### Exercise goal
Tally the lines of the data that include the word "Settings". Only the number is to be returned.

### Given information
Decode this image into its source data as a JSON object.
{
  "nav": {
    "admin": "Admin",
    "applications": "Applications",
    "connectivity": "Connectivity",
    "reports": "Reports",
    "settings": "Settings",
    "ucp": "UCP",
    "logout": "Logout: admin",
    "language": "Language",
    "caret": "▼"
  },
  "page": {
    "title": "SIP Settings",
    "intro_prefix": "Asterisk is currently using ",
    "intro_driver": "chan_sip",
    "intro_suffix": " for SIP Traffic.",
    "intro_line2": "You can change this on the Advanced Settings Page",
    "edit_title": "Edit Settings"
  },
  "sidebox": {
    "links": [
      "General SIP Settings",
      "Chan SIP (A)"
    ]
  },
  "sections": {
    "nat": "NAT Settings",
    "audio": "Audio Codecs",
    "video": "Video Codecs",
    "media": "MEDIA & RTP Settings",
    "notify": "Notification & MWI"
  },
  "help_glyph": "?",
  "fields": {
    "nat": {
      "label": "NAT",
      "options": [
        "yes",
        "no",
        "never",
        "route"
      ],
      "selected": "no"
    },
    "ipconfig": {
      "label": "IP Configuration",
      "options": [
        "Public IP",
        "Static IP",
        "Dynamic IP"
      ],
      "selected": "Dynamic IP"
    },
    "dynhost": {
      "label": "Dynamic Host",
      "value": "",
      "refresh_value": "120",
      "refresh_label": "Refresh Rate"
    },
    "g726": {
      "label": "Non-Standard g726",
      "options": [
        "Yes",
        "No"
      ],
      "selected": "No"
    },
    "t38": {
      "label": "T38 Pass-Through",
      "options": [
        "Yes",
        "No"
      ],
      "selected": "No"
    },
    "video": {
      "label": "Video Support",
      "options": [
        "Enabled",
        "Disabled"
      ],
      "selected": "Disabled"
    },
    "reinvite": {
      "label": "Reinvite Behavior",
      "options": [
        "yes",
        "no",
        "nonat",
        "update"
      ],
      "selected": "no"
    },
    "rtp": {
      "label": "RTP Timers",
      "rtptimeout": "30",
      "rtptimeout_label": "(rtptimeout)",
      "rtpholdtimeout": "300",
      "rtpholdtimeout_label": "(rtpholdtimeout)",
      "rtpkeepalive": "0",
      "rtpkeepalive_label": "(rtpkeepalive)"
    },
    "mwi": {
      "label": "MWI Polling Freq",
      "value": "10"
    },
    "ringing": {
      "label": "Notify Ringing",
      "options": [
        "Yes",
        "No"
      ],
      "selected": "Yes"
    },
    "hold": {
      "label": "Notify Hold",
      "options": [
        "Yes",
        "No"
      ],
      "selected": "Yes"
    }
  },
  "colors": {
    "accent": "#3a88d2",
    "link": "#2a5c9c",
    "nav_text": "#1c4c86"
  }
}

### Result of the task
7